Dataset rows for apps and sites:
---
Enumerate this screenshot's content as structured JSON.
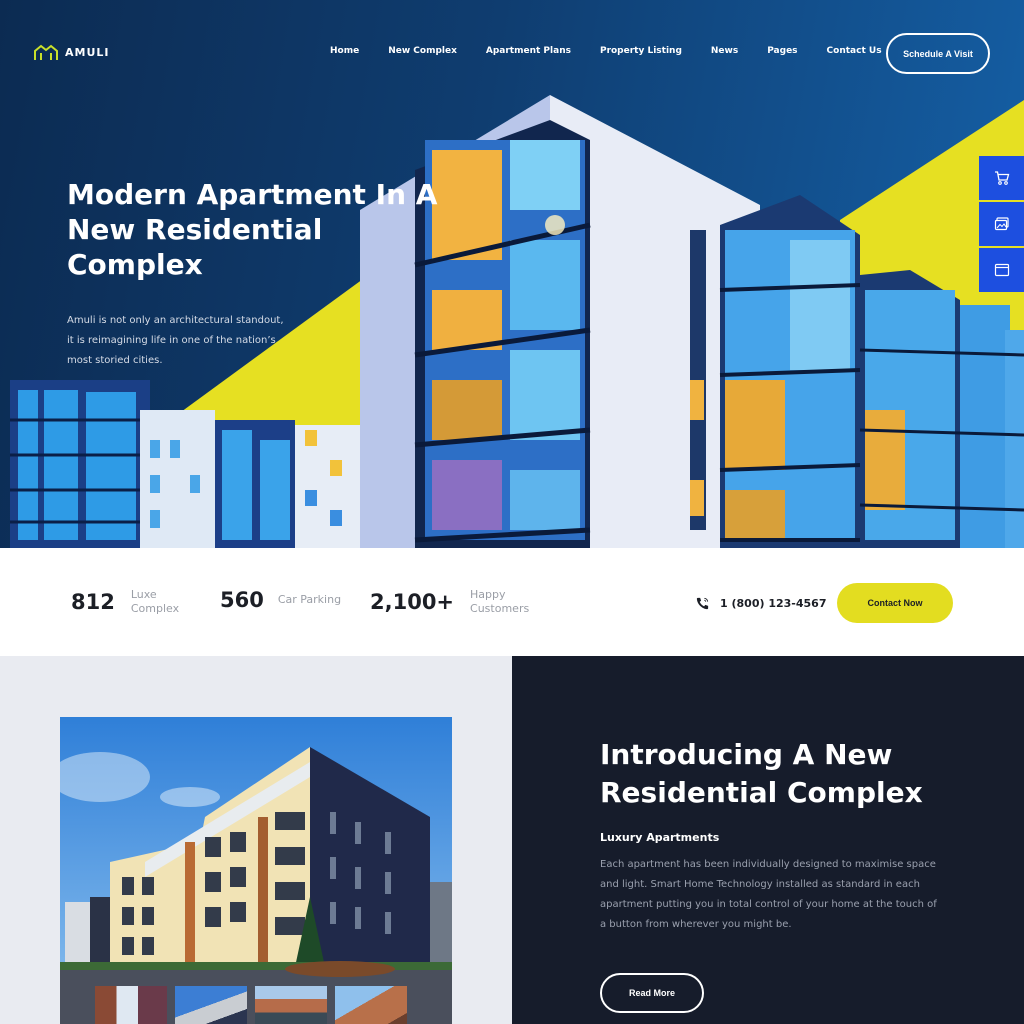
{
  "brand": {
    "name": "AMULI",
    "accent_yellow": "#e3dd20",
    "accent_blue": "#1d4fe0",
    "navy": "#161c2b"
  },
  "nav": {
    "links": [
      "Home",
      "New Complex",
      "Apartment Plans",
      "Property Listing",
      "News",
      "Pages",
      "Contact Us"
    ],
    "cta": "Schedule A Visit"
  },
  "hero": {
    "title": "Modern Apartment In A New Residential Complex",
    "description": "Amuli is not only an architectural standout, it is reimagining life in one of the nation’s most storied cities."
  },
  "side_tools": [
    {
      "icon": "cart-icon"
    },
    {
      "icon": "gallery-icon"
    },
    {
      "icon": "browser-window-icon"
    }
  ],
  "stats": [
    {
      "value": "812",
      "label_1": "Luxe",
      "label_2": "Complex"
    },
    {
      "value": "560",
      "label_1": "Car Parking",
      "label_2": ""
    },
    {
      "value": "2,100+",
      "label_1": "Happy",
      "label_2": "Customers"
    }
  ],
  "contact": {
    "phone": "1 (800) 123-4567",
    "button": "Contact Now"
  },
  "intro": {
    "title": "Introducing A New Residential Complex",
    "subtitle": "Luxury Apartments",
    "description": "Each apartment has been individually designed to maximise space and light. Smart Home Technology installed as standard in each apartment putting you in total control of your home at the touch of a button from wherever you might be.",
    "button": "Read More"
  }
}
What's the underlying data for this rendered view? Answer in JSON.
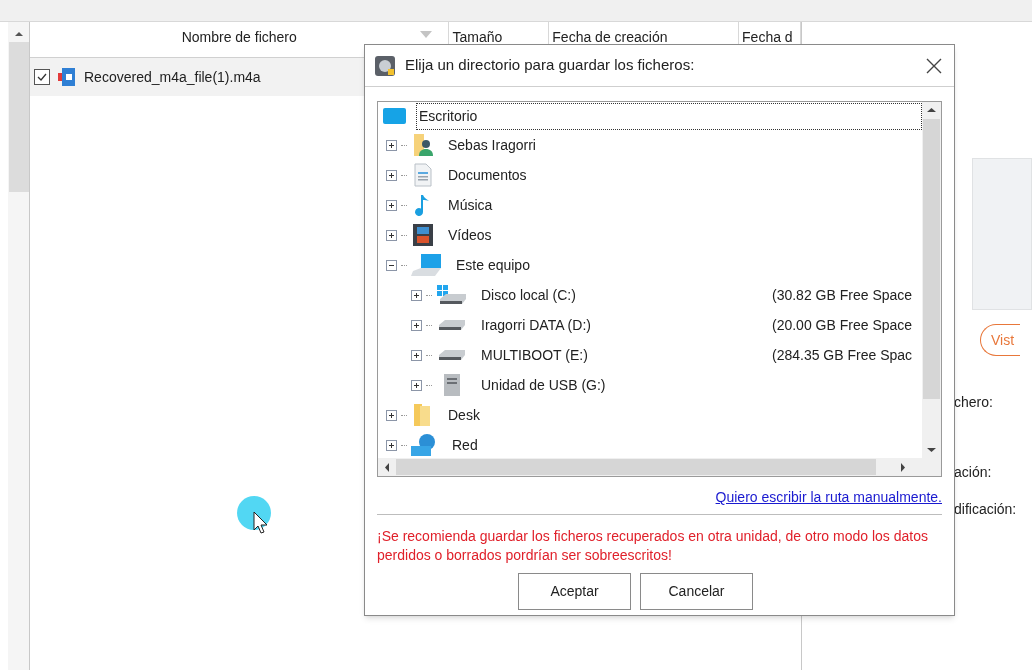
{
  "table": {
    "columns": [
      "Nombre de fichero",
      "Tamaño",
      "Fecha de creación",
      "Fecha d"
    ],
    "rows": [
      {
        "checked": true,
        "name": "Recovered_m4a_file(1).m4a"
      }
    ]
  },
  "details": {
    "button": "Vist",
    "labels": [
      "chero:",
      "ación:",
      "dificación:"
    ]
  },
  "dialog": {
    "title": "Elija un directorio para guardar los ficheros:",
    "tree": [
      {
        "label": "Escritorio",
        "kind": "desktop",
        "selected": true,
        "children": [
          {
            "label": "Sebas Iragorri",
            "kind": "user",
            "expanded": false,
            "selected": false
          },
          {
            "label": "Documentos",
            "kind": "documents",
            "expanded": false,
            "selected": false
          },
          {
            "label": "Música",
            "kind": "music",
            "expanded": false,
            "selected": false
          },
          {
            "label": "Vídeos",
            "kind": "videos",
            "expanded": false,
            "selected": false
          },
          {
            "label": "Este equipo",
            "kind": "computer",
            "expanded": true,
            "selected": false,
            "children": [
              {
                "label": "Disco local (C:)",
                "kind": "system-drive",
                "expanded": false,
                "selected": false,
                "free_space": "(30.82 GB Free Space"
              },
              {
                "label": "Iragorri DATA (D:)",
                "kind": "drive",
                "expanded": false,
                "selected": false,
                "free_space": "(20.00 GB Free Space"
              },
              {
                "label": "MULTIBOOT (E:)",
                "kind": "drive",
                "expanded": false,
                "selected": false,
                "free_space": "(284.35 GB Free Spac"
              },
              {
                "label": "Unidad de USB (G:)",
                "kind": "usb-drive",
                "expanded": false,
                "selected": false
              }
            ]
          },
          {
            "label": "Desk",
            "kind": "folder",
            "expanded": false,
            "selected": false
          },
          {
            "label": "Red",
            "kind": "network",
            "expanded": false,
            "selected": false
          }
        ]
      }
    ],
    "link": "Quiero escribir la ruta manualmente.",
    "warning": "¡Se recomienda guardar los ficheros recuperados en otra unidad, de otro modo los datos perdidos o borrados pordrían ser sobreescritos!",
    "buttons": [
      "Aceptar",
      "Cancelar"
    ]
  }
}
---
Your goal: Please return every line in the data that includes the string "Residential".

Expected answer:
    "title": "Modern Apartment In A New Residential Complex",
    "title": "Introducing A New Residential Complex",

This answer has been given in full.